What is required >>
Return copies of the lines below that mention "https".

Records provided >>
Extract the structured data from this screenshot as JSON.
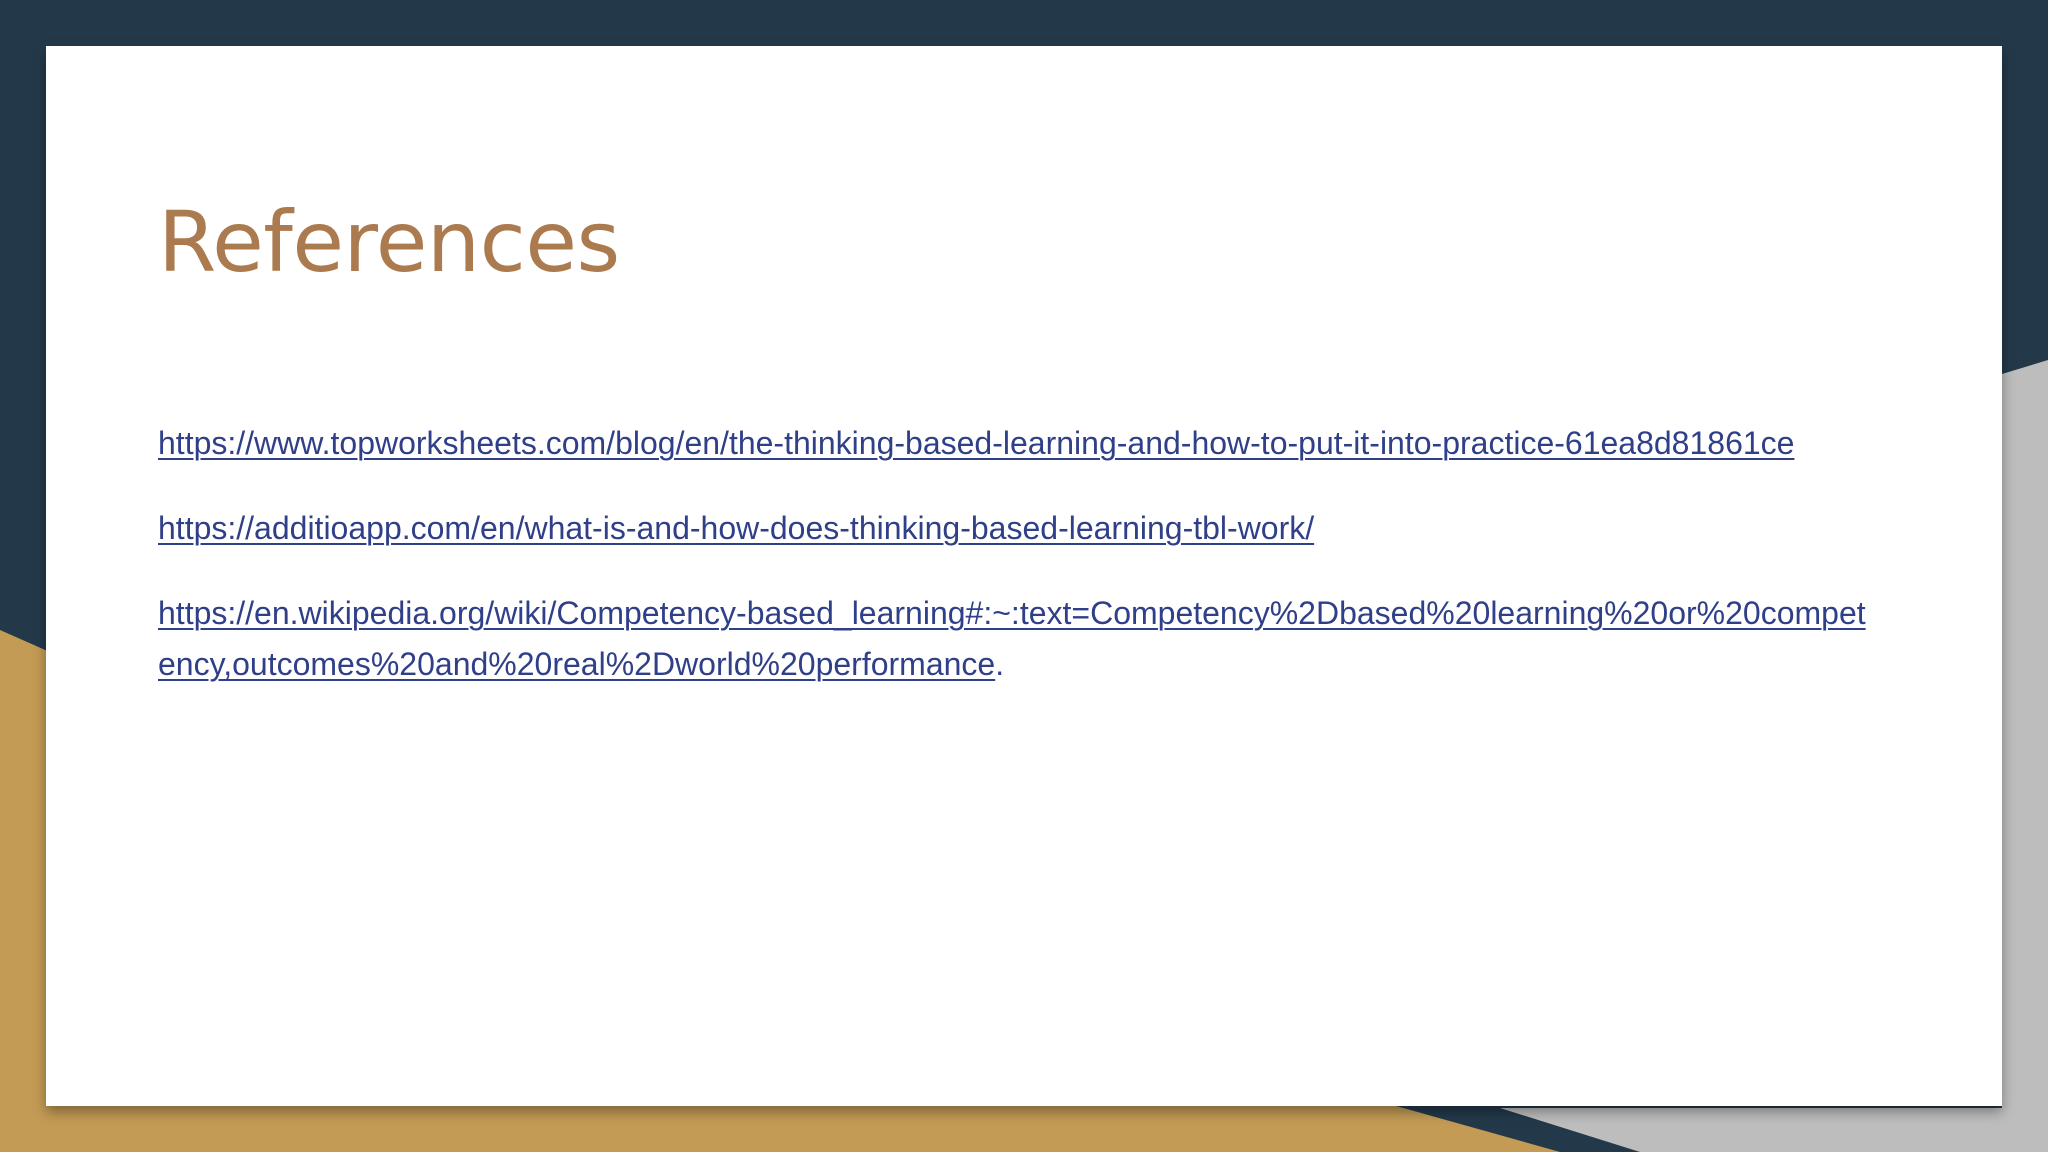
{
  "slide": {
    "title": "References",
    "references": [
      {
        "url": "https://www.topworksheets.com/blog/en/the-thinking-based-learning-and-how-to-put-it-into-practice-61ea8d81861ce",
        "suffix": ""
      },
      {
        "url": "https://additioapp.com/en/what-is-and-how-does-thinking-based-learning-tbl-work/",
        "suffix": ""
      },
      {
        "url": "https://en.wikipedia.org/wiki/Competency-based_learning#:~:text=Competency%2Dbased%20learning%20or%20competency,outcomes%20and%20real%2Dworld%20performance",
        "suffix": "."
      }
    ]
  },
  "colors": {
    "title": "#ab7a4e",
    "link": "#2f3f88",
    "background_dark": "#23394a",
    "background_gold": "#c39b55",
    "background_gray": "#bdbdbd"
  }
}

Task output >>
        "url": "https://www.topworksheets.com/blog/en/the-thinking-based-learning-and-how-to-put-it-into-practice-61ea8d81861ce",
        "url": "https://additioapp.com/en/what-is-and-how-does-thinking-based-learning-tbl-work/",
        "url": "https://en.wikipedia.org/wiki/Competency-based_learning#:~:text=Competency%2Dbased%20learning%20or%20competency,outcomes%20and%20real%2Dworld%20performance",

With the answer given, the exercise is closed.